Items from an interface collection:
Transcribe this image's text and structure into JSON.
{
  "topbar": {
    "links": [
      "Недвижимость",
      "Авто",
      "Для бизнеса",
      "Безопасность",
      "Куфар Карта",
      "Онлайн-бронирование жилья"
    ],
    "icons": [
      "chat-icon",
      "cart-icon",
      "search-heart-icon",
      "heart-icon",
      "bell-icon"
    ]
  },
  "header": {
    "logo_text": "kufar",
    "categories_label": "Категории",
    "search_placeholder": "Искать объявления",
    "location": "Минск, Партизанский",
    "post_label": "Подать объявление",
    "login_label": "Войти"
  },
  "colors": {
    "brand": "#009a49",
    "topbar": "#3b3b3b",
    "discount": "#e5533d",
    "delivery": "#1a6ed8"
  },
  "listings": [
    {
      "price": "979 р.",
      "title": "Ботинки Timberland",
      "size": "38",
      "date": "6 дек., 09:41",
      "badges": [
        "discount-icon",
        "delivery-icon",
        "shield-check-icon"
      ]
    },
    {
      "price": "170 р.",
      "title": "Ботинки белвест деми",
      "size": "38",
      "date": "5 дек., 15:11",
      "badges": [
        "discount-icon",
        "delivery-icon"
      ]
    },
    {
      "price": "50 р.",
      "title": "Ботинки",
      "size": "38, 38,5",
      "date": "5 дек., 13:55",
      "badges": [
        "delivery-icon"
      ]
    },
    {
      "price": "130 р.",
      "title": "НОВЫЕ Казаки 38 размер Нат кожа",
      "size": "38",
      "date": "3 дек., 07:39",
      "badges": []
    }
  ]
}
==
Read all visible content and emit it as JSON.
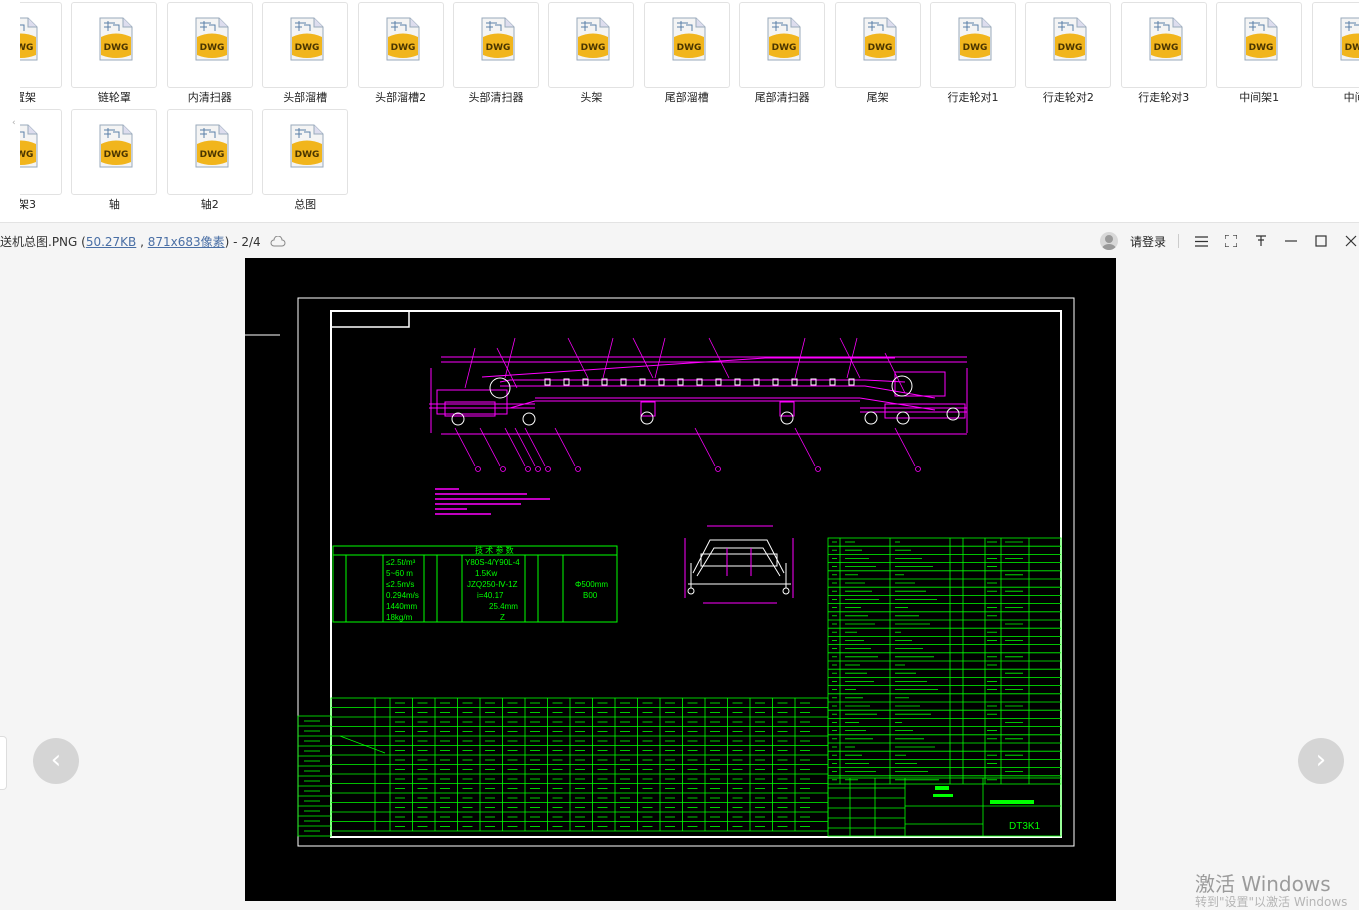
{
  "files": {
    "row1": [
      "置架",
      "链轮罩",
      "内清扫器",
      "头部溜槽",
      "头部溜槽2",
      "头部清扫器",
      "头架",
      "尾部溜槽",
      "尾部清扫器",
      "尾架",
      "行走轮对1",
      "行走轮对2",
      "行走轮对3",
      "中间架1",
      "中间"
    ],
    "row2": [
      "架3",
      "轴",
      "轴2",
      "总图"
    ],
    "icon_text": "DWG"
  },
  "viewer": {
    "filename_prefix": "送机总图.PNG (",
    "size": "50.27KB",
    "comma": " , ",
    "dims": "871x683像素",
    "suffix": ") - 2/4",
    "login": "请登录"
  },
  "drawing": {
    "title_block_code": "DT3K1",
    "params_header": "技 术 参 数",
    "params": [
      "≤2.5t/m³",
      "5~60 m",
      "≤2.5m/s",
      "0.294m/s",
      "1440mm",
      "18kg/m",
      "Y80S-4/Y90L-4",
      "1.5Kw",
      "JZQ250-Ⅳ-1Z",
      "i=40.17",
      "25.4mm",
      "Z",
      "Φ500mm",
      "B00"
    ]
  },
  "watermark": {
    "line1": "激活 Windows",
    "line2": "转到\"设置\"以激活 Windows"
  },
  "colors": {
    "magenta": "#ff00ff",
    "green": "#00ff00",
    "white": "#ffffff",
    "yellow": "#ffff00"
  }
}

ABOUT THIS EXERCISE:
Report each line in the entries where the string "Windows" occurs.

WRITTEN SOLUTION:
    "line1": "激活 Windows",
    "line2": "转到\"设置\"以激活 Windows"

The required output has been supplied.